Web page and app entries
○ ○ ○

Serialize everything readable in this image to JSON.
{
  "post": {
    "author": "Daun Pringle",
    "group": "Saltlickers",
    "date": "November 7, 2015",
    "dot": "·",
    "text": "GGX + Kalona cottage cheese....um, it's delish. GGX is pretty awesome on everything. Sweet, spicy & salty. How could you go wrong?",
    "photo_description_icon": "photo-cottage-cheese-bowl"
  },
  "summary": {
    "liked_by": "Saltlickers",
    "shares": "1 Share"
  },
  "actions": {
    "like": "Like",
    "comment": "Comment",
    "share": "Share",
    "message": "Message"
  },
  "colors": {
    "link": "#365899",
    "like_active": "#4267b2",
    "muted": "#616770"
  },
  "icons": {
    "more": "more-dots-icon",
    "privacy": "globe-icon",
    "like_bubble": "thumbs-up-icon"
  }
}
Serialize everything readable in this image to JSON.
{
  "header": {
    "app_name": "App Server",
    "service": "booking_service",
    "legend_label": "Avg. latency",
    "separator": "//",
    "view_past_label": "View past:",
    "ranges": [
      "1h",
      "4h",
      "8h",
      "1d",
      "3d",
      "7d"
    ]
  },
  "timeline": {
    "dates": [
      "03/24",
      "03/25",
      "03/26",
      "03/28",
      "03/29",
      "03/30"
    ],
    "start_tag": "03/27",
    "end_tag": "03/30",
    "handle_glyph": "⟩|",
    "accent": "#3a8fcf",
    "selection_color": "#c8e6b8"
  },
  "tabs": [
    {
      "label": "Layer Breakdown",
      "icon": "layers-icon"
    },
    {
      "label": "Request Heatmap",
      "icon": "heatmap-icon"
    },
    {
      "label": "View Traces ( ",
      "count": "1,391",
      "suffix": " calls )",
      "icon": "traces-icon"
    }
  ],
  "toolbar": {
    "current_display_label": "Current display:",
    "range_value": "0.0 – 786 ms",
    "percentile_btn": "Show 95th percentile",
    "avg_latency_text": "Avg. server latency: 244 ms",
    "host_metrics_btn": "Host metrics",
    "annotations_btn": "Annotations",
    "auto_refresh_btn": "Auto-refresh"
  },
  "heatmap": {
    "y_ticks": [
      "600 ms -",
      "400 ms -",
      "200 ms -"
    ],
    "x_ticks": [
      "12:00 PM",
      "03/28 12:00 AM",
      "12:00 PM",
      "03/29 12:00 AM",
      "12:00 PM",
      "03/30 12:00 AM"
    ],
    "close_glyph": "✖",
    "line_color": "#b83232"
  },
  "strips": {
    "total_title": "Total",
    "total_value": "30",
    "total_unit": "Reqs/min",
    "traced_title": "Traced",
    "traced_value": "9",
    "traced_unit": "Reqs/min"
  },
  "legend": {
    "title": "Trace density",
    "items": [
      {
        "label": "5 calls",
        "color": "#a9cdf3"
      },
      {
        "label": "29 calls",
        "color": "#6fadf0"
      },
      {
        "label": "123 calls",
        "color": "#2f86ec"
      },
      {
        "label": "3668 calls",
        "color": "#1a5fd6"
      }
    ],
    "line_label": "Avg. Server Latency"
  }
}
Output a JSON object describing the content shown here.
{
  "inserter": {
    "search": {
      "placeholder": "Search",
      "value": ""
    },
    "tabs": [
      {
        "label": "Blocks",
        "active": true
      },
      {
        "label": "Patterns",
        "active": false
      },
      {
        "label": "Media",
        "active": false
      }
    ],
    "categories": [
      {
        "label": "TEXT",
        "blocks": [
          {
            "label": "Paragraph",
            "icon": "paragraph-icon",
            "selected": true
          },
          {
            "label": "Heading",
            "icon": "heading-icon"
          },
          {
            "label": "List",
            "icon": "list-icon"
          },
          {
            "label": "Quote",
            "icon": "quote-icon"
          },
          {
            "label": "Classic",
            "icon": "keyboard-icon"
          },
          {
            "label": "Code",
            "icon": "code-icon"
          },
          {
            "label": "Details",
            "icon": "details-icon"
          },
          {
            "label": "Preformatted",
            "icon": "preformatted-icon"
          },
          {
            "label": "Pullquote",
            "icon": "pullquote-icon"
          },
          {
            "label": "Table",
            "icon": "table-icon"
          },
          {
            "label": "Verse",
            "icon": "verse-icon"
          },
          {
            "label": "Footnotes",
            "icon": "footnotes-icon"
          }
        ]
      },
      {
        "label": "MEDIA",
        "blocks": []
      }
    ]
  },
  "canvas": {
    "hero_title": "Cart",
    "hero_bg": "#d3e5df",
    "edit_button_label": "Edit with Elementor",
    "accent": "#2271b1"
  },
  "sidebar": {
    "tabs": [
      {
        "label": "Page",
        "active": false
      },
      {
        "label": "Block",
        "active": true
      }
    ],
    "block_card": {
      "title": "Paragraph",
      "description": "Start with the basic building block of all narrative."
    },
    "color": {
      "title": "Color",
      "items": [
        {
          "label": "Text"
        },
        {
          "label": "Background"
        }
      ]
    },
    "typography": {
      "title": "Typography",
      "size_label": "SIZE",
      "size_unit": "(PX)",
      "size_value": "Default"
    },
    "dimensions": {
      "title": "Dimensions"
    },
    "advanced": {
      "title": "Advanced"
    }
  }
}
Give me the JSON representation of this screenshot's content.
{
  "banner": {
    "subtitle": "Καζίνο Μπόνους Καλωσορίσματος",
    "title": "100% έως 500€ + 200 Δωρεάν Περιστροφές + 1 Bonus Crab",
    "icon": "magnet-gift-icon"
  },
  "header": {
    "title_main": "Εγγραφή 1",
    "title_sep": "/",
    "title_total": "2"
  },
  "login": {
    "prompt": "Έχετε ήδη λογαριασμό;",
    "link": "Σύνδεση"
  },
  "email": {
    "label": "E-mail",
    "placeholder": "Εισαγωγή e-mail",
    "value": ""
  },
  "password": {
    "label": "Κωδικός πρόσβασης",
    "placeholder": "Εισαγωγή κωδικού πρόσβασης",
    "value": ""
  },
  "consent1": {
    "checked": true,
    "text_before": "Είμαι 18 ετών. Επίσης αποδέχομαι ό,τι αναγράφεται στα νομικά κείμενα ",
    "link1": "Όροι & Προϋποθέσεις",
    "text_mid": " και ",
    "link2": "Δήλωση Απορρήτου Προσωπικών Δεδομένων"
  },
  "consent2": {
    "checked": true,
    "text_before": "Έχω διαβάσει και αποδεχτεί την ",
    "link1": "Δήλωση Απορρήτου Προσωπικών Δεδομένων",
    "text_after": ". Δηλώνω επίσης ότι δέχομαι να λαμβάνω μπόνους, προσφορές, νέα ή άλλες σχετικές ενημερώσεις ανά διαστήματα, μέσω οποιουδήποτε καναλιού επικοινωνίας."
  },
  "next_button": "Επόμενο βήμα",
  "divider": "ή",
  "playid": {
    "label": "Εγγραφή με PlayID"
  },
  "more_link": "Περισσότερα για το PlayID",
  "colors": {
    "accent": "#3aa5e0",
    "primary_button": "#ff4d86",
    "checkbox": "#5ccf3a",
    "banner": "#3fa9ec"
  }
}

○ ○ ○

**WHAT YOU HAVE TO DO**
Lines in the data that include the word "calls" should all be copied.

**YOUR RESPONSE**
      "suffix": " calls )",
        "label": "5 calls",
        "label": "29 calls",
        "label": "123 calls",
        "label": "3668 calls",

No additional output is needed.